  • Park, J., & Littleton, J. (2014). Here to stay – Tracing through health the development of New Zealand as a Pacific nation. Journal of New Zealand & Pacific Studies, 2 (2), 173-189. 10.1386/nzps.2.2.173_1
    URL: http://hdl.handle.net/2292/40678
    Other University of Auckland co-authors: Judith Littleton
  • Littleton, J., Park, J., Marsters, E., & Panapa, T. (2014). Using a syndemic perspective to understand Tuberculosis and Diabetes among Pacific peoples. AMERICAN JOURNAL OF HUMAN BIOLOGY. (pp. 1).
    Other University of Auckland co-authors: Judith Littleton
  • Futter-Puati, D., Bryder, L., Park, J. K., Littleton, J., & Herda, P. (2014). Partnerships for health: Decimating tuberculosis in the Cook Islands, 1920-1975. Health and Place, 25, 10-18. 10.1016/j.healthplace.2013.10.006
    Other University of Auckland co-authors: Judith Littleton, Linda Bryder, Phyllis Herda
  • Best, A., Howland, C., Snapp, J., & Park, J. K. (2013). Eugenics and Utopia: Social Imaginaries of Technologies for Deafness. Sites: a journal of social anthropology and cultural studies, 10 (2), 107-128. 10.11157/sites-vol10iss2id233
    URL: http://hdl.handle.net/2292/23570
  • Park, J. K. (2013). Painful exclusion: Hepatitis C in the New Zealand Hemophilia Community. In S. Trnka, C. Dureau, J. Park (Eds.) Senses and Citizenships: Embodying Political Life (pp. 221-241). London New York: Routledge. Related URL.
    URL: http://hdl.handle.net/2292/23552
  • Park, J. K., & Littleton, J. (2013). Tacking between disciplines: Approaches to tuberculosis in New Zealand, the Cook Islands, and Tuvalu. In C. Banwell, S. Ulijaszek, J. Dixon (Eds.) When Culture Impacts Health: Global Lessons for Effective Health Research (pp. 157-166). Amsterdam: Academic Press Elsevier. 10.1016/B978-0-12-415921-1.00014-2
    URL: http://hdl.handle.net/2292/23569
    Other University of Auckland co-authors: Judith Littleton

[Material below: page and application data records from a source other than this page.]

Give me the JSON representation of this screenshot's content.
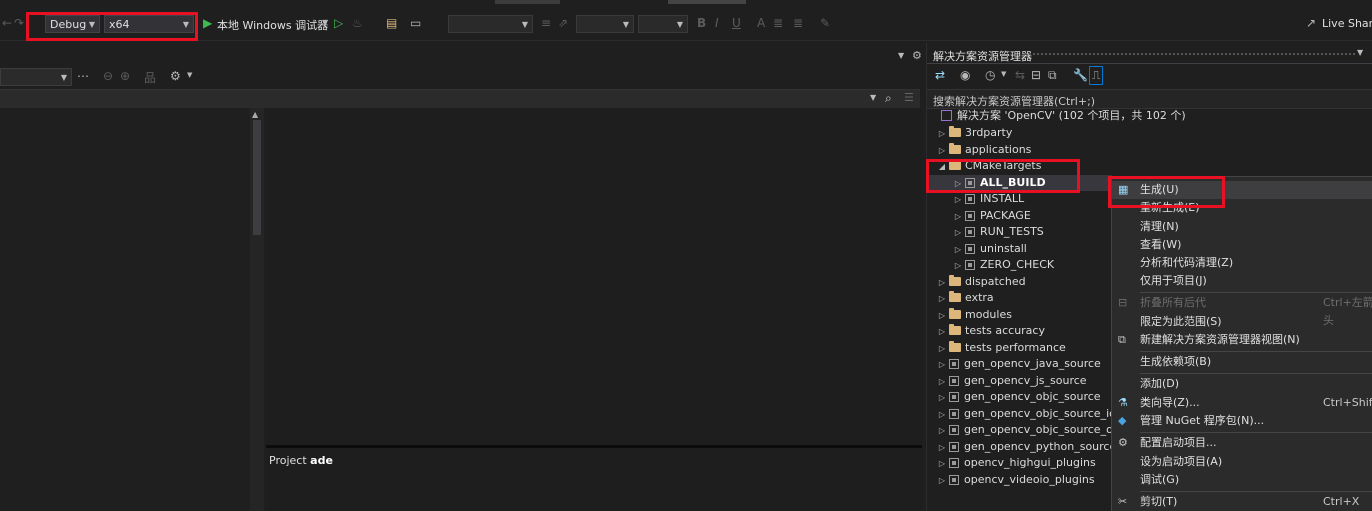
{
  "toolbar": {
    "config": "Debug",
    "platform": "x64",
    "run_label": "本地 Windows 调试器",
    "live_share": "Live Share"
  },
  "editor": {
    "output_prefix": "Project",
    "output_project": "ade"
  },
  "solution_explorer": {
    "title": "解决方案资源管理器",
    "search_placeholder": "搜索解决方案资源管理器(Ctrl+;)",
    "solution_label": "解决方案 'OpenCV' (102 个项目，共 102 个)",
    "nodes": [
      "3rdparty",
      "applications",
      "CMakeTargets",
      "ALL_BUILD",
      "INSTALL",
      "PACKAGE",
      "RUN_TESTS",
      "uninstall",
      "ZERO_CHECK",
      "dispatched",
      "extra",
      "modules",
      "tests accuracy",
      "tests performance",
      "gen_opencv_java_source",
      "gen_opencv_js_source",
      "gen_opencv_objc_source",
      "gen_opencv_objc_source_ios",
      "gen_opencv_objc_source_osx",
      "gen_opencv_python_source",
      "opencv_highgui_plugins",
      "opencv_videoio_plugins"
    ]
  },
  "context_menu": {
    "items": [
      {
        "label": "生成(U)",
        "shortcut": ""
      },
      {
        "label": "重新生成(E)",
        "shortcut": ""
      },
      {
        "label": "清理(N)",
        "shortcut": ""
      },
      {
        "label": "查看(W)",
        "shortcut": ""
      },
      {
        "label": "分析和代码清理(Z)",
        "shortcut": ""
      },
      {
        "label": "仅用于项目(J)",
        "shortcut": ""
      },
      {
        "label": "折叠所有后代",
        "shortcut": "Ctrl+左箭头"
      },
      {
        "label": "限定为此范围(S)",
        "shortcut": ""
      },
      {
        "label": "新建解决方案资源管理器视图(N)",
        "shortcut": ""
      },
      {
        "label": "生成依赖项(B)",
        "shortcut": ""
      },
      {
        "label": "添加(D)",
        "shortcut": ""
      },
      {
        "label": "类向导(Z)...",
        "shortcut": "Ctrl+Shift+X"
      },
      {
        "label": "管理 NuGet 程序包(N)...",
        "shortcut": ""
      },
      {
        "label": "配置启动项目...",
        "shortcut": ""
      },
      {
        "label": "设为启动项目(A)",
        "shortcut": ""
      },
      {
        "label": "调试(G)",
        "shortcut": ""
      },
      {
        "label": "剪切(T)",
        "shortcut": "Ctrl+X"
      }
    ]
  }
}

Contact details

Office hours

Semester 1 only: Monday 12-1, Wednesday 2-3

Primary office location

58 SYMONDS ST - Bldg 435
Level 5, Room 504
New Zealand

Web links